Sunday evening. Me and my boy pal wandered sleepy and hungover, into the Tyne Theatre Opera house (which can only be described as a cross between a working men’s club and a gilded palace, fucking unreal) grab pints of morretti and settle down to people watch.
I’d been following Hollie McNish’s work for about a year now, thanks to some trusty youtube recommendations after watching Kate Tempest, and have been quietly exploding with excitement for some months since I found out she’d be performing in Newcastle promoting her latest book ‘Plum’. The way I tried to encourage boy pal was that “its poetry – but its dead good”. And it was.
Her poems, I would like to think, are for an everywoman.
Hollie McNish is an absolute, unexpected force. She came onto the stage unassuming, maybe a little shy, with a pint of water and a large glass of pink wine, in jeans and a jumper, and just starts chatting to us like we’re her mate. She is warm, and kind, and makes you feel included. And she’s funny. Really, fucking funny.
Her poems, I would like to think, are for an everywoman. You feel so included, talking to you like you’re a friend with intimate subjects of puberty, first time hand jobs, bored blow jobs, what to call your vulva, growing older and not just calling on your pals anymore. Of getting married. Of getting divorced. Of motherhood, politics and David Cameron’s penis. Hollie McNish is funny, and fresh. Her work is brilliant and sad and hilarious all at once.

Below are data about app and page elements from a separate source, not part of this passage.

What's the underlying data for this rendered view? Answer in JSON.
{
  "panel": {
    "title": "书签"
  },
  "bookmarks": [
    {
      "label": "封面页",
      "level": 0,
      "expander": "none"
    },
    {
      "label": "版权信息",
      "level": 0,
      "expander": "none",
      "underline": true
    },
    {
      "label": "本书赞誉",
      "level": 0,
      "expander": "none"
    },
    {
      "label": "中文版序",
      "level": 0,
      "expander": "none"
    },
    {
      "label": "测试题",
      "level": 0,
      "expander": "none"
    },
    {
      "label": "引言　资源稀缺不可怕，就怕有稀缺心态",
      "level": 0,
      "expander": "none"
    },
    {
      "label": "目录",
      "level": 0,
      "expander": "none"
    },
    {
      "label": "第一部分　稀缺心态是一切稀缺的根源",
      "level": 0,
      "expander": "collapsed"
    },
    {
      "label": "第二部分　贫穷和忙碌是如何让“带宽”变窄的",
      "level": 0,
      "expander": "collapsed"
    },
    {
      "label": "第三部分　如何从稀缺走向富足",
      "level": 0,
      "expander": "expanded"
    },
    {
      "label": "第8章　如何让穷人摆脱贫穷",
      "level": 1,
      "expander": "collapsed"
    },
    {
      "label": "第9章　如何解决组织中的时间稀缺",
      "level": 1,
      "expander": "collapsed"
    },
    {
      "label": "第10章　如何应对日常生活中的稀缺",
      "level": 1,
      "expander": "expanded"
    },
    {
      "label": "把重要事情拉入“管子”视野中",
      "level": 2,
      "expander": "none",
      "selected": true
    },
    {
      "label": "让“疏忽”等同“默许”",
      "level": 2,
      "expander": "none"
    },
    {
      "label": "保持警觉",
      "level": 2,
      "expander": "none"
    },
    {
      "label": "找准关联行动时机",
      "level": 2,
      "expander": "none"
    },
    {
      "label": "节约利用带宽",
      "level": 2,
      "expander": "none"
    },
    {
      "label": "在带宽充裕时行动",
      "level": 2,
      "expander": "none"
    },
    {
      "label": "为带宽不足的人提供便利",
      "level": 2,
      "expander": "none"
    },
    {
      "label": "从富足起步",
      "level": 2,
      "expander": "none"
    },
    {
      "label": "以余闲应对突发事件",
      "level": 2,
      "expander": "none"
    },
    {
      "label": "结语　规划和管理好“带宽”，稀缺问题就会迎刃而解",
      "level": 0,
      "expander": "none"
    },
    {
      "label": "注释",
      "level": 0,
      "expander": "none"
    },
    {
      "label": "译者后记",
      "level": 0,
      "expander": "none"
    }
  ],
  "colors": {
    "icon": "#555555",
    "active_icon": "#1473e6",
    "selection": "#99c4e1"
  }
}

My boyfriend, when we were leaving said that it was brilliant, that she was brilliant. And then later, that it was possible for him, as a male member of the audience to feel like an interloper. Like he’d snuck into a private meeting, and that some of the anecdotes and jokes weren’t for him. And that is ok.